  • Faceworx allows you to use front and side images to manually place accurate points, and so it tends ot produce crisper detail and hopefully a more recognisable, more accurate final 3D contour map of the subject ... but since it's relying on you to place all those control points, it takes a certain amount of skill, and any lack of accuracy on the user's part can result in a face that has subtle wonkiness or jagginess, fracturing the illusion. And once you've generated your static 3D model, there's not a lot you can do with it other than light it and look at it from other angles, or export it into another program for more powerful processing.
  • FaceGen does almost all the work for you, and can make a brave attempt at a 3D map from even a single image ... but some aspects of the resulting face profile might be a little "generic". It's good at matching a lot of aspects of bone structure, and will tend to get the right sort of jawline and head shape, but if you zoom on on an eyelid, you'll find that there don't seem to be enough "eye shape" parameters for it to always be able to recreate a "distinctive" eye properly within the 3D model, without the help of the overlaid "photographic" layer ... if you're modelling a "known" face, you'll tend to find that the contours of the eye region in the output file are slightly standard-looking, and that the distinctive detail is instead being superimposed by the projected texture map. If you take a recognisable face, and switch that texture map off, so that you're just looking at a pure set of computer-generated contours, the "known" face isn't always recognisable. And because it's relying on the projected texture map, some features can look a bit fuzzy and imprecise. It manages some subtle features surprising well, but other aspects like lip line, eyelid detail or the fleshy tip of a nose are more difficult to parameterise.   
FaceGen: Barack Obama FaceGen: Anna FrielFaceGen: Claudia Black ('Aeryn Sun', Farscape, Stargate)FaceGen: Freema Agyeman (Martha Jones, Doctor Who)FaceGen: Kaley Cuoco ('Penny', The Big Bang Theory)
FaceGen: Morena Baccarin ('Anna, V 2009 )FaceGen: Melanie SykesFaceGen: Monica BellucciFaceGen: Shaznay Lewis #2
   Barack Obama  A few sample FaceGen ".fg" files (for more, see the facebank page):
  Anna Friel | Claudia Black | Freema Agyeman Morena Baccarin | Kaley Cuoco | Monica Bellucci | Melanie Sykes | Shaznay Lewis 

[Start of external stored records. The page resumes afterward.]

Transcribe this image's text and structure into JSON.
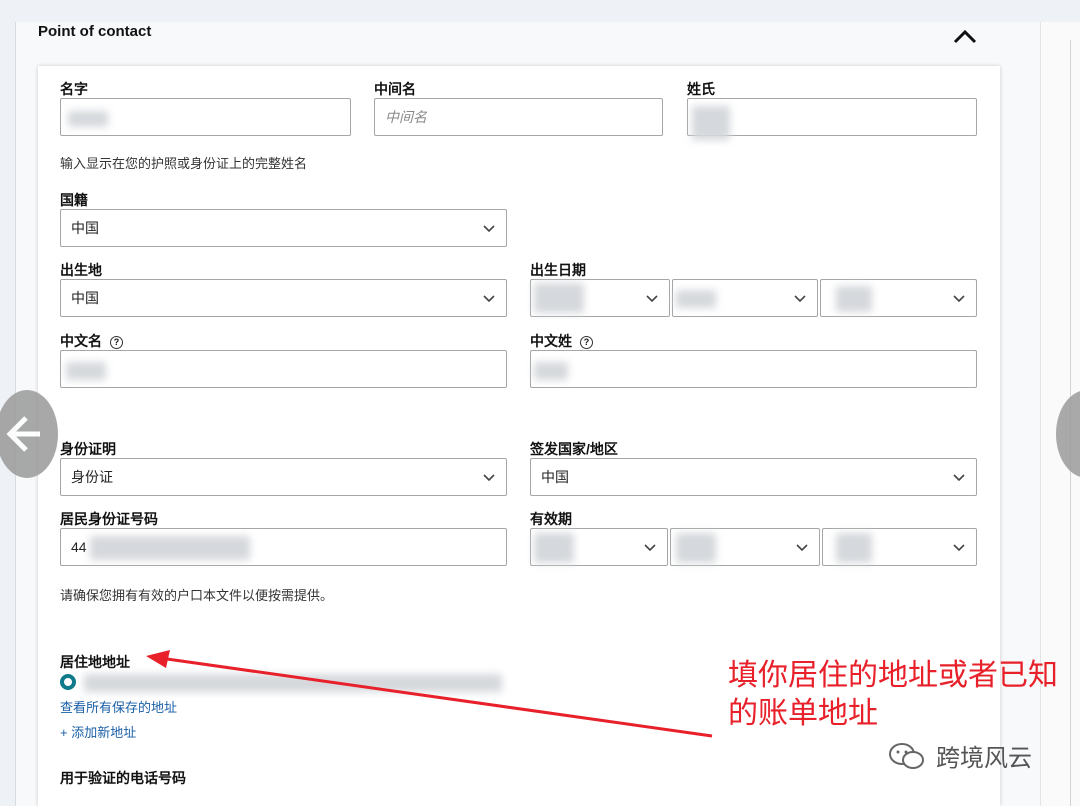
{
  "section": {
    "title": "Point of contact"
  },
  "name_row": {
    "first_label": "名字",
    "first_value": "",
    "middle_label": "中间名",
    "middle_placeholder": "中间名",
    "last_label": "姓氏",
    "last_value": "",
    "hint": "输入显示在您的护照或身份证上的完整姓名"
  },
  "nationality": {
    "label": "国籍",
    "value": "中国"
  },
  "birthplace": {
    "label": "出生地",
    "value": "中国"
  },
  "birthdate": {
    "label": "出生日期"
  },
  "chinese_given_name": {
    "label": "中文名"
  },
  "chinese_surname": {
    "label": "中文姓"
  },
  "id_proof": {
    "label": "身份证明",
    "value": "身份证"
  },
  "issuing_country": {
    "label": "签发国家/地区",
    "value": "中国"
  },
  "id_number": {
    "label": "居民身份证号码",
    "value": "44"
  },
  "expiry": {
    "label": "有效期"
  },
  "hukou_hint": "请确保您拥有有效的户口本文件以便按需提供。",
  "residential_address": {
    "label": "居住地地址",
    "view_saved_link": "查看所有保存的地址",
    "add_new_link": "+ 添加新地址"
  },
  "phone_verification": {
    "label": "用于验证的电话号码"
  },
  "annotation": {
    "line1": "填你居住的地址或者已知",
    "line2": "的账单地址",
    "color": "#e8202a"
  },
  "watermark": {
    "text": "跨境风云"
  },
  "colors": {
    "link": "#1a5fa8",
    "radio": "#0e7a8a",
    "field_border": "#a6a6a6"
  }
}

  • I don't have any relationship with any of these other companies or their programmers. I just thought that the programs were cool.
  • I used celebrity faces in these "tutorial" examples because a lot of people will be familiar with them, and unless you're familiar with a face, it's difficult to judge how well a program works. Educational use. This doesn't mean that it's okay to use other people's faces in commercial products or advertising or promotions. It isn't. If you start using one of these files to produce materials in a way that would normally require the subject's permission for the use of an image, and you don't have that permission, you're still liable to get sued by them. 

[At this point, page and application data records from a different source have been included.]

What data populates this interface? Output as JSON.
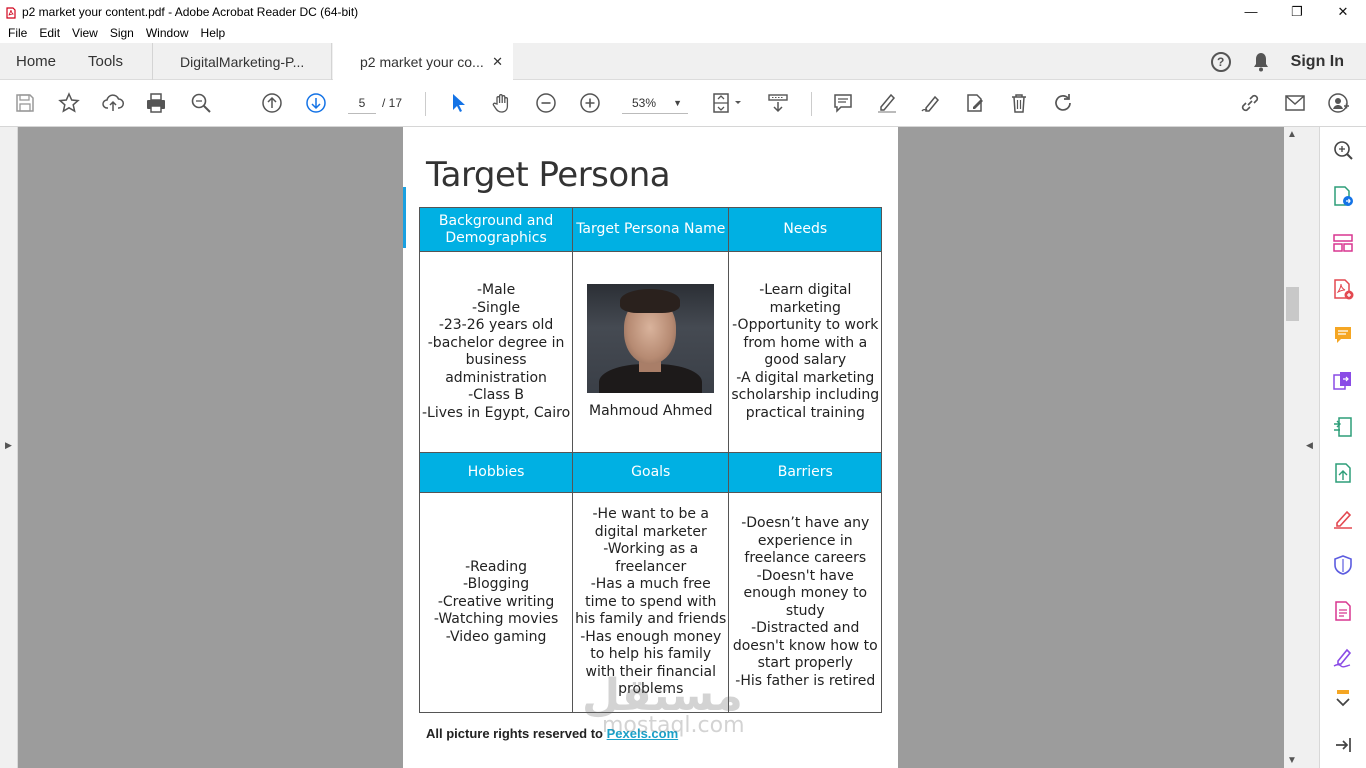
{
  "window": {
    "title": "p2 market your content.pdf - Adobe Acrobat Reader DC (64-bit)",
    "minimize": "—",
    "restore": "❐",
    "close": "✕"
  },
  "menu": [
    "File",
    "Edit",
    "View",
    "Sign",
    "Window",
    "Help"
  ],
  "tabs": {
    "home": "Home",
    "tools": "Tools",
    "doc1": "DigitalMarketing-P...",
    "doc2": "p2 market your co...",
    "doc2_close": "✕"
  },
  "header_right": {
    "help": "?",
    "signin": "Sign In"
  },
  "toolbar": {
    "page_current": "5",
    "page_total": "/  17",
    "zoom": "53%",
    "zoom_caret": "▼"
  },
  "document": {
    "title": "Target Persona",
    "headers_row1": [
      "Background and Demographics",
      "Target Persona Name",
      "Needs"
    ],
    "headers_row2": [
      "Hobbies",
      "Goals",
      "Barriers"
    ],
    "background": [
      "-Male",
      "-Single",
      "-23-26 years old",
      "-bachelor degree in",
      "business",
      "administration",
      "-Class B",
      "-Lives in Egypt, Cairo"
    ],
    "persona_name": "Mahmoud Ahmed",
    "needs": [
      "-Learn digital",
      "marketing",
      "-Opportunity to work",
      "from home with a",
      "good salary",
      "-A digital marketing",
      "scholarship including",
      "practical training"
    ],
    "hobbies": [
      "-Reading",
      "-Blogging",
      "-Creative writing",
      "-Watching movies",
      "-Video gaming"
    ],
    "goals": [
      "-He want to be a",
      "digital marketer",
      "-Working as a",
      "freelancer",
      "-Has a much free",
      "time to spend with",
      "his family and friends",
      "-Has enough money",
      "to help his family",
      "with their financial",
      "problems"
    ],
    "barriers": [
      "-Doesn’t have any",
      "experience in",
      "freelance careers",
      "-Doesn't have",
      "enough money to",
      "study",
      "-Distracted and",
      "doesn't know how to",
      "start properly",
      "-His father is retired"
    ],
    "credit_text": "All picture rights reserved to ",
    "credit_link": "Pexels.com"
  },
  "watermark": {
    "arabic": "مستقل",
    "latin": "mostaql.com"
  },
  "colors": {
    "header_cell": "#00b0e3",
    "viewer_bg": "#9c9c9c",
    "accent_blue": "#1473e6",
    "right_panel_icons": [
      "#1473e6",
      "#e34850",
      "#d83790",
      "#f5a623",
      "#8a4be6",
      "#2d9d78"
    ]
  },
  "icons": {
    "app": "acrobat-icon",
    "toolbar": [
      "save-icon",
      "star-icon",
      "upload-icon",
      "print-icon",
      "search-icon",
      "page-up-icon",
      "page-down-icon",
      "zoom-out-icon",
      "zoom-in-icon",
      "select-arrow-icon",
      "hand-icon",
      "fit-page-icon",
      "scroll-icon",
      "comment-icon",
      "highlight-icon",
      "sign-icon",
      "edit-icon",
      "delete-icon",
      "rotate-icon",
      "link-icon",
      "email-icon",
      "share-user-icon"
    ],
    "right_panel": [
      "zoom-search-icon",
      "export-pdf-icon",
      "organize-pages-icon",
      "create-pdf-icon",
      "comment-icon",
      "combine-icon",
      "compress-icon",
      "convert-icon",
      "fill-sign-icon",
      "protect-icon",
      "edit-pdf-icon",
      "request-sign-icon",
      "expand-icon",
      "collapse-panel-icon"
    ]
  }
}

  • FaceGen and Faceworx are both primarily aimed at applications in which the operator has full control over the posing and lighting of the original photograph (front and side view, eyes front, even lighting, blank expression). Some of the other photographs that I tried, with side lighting or strongly tilted faces, didn't work as well as the images above. If you're thinking of buying FG, try the free version first, with some material that's representative of what you'll be working with.

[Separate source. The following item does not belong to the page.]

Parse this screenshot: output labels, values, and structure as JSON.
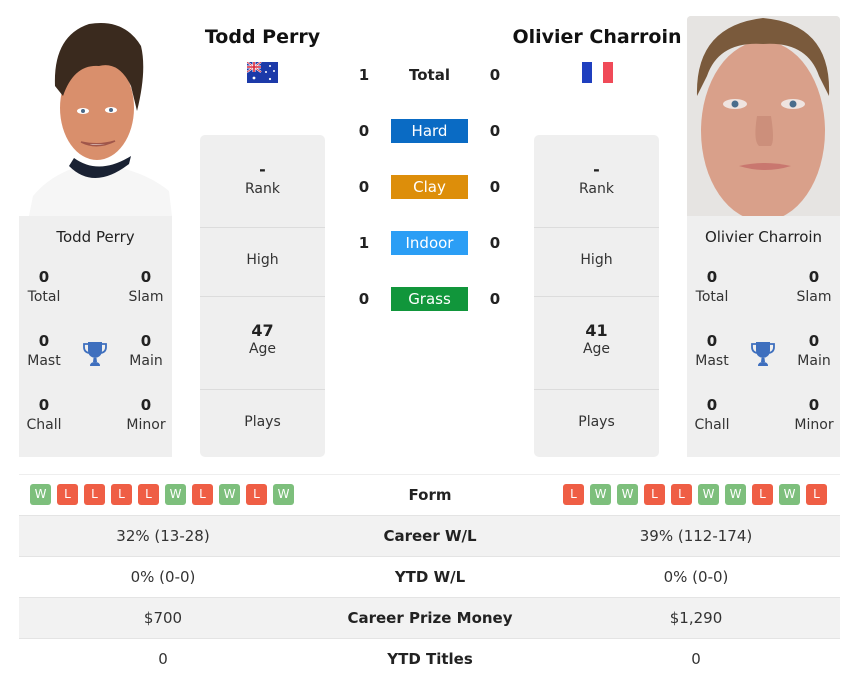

External Links
  • FaceGen @  Singular Inversions "smart" face creator/manipulator, highly automated. Free version lacks .OBJ export
  • Faceworx @  "manual" face-transcription software. 
  • Poser a full-figure modelling and animation program. Poser is probably the the best-known "computer mannequin" program
  • DAZ 3D a free program that reads Poser files. DAZ make their money from selling add-in computer models for people to use within the program..
  • Blender a free generic 3D modelling program (but with a notoriously long learning curve due to the "quirky" user-interface).
  • Wikipedia: Anatomical simulation a useful category that I created on Wikipedia
  • ErkDemon Blog for feedback or discussion of these pages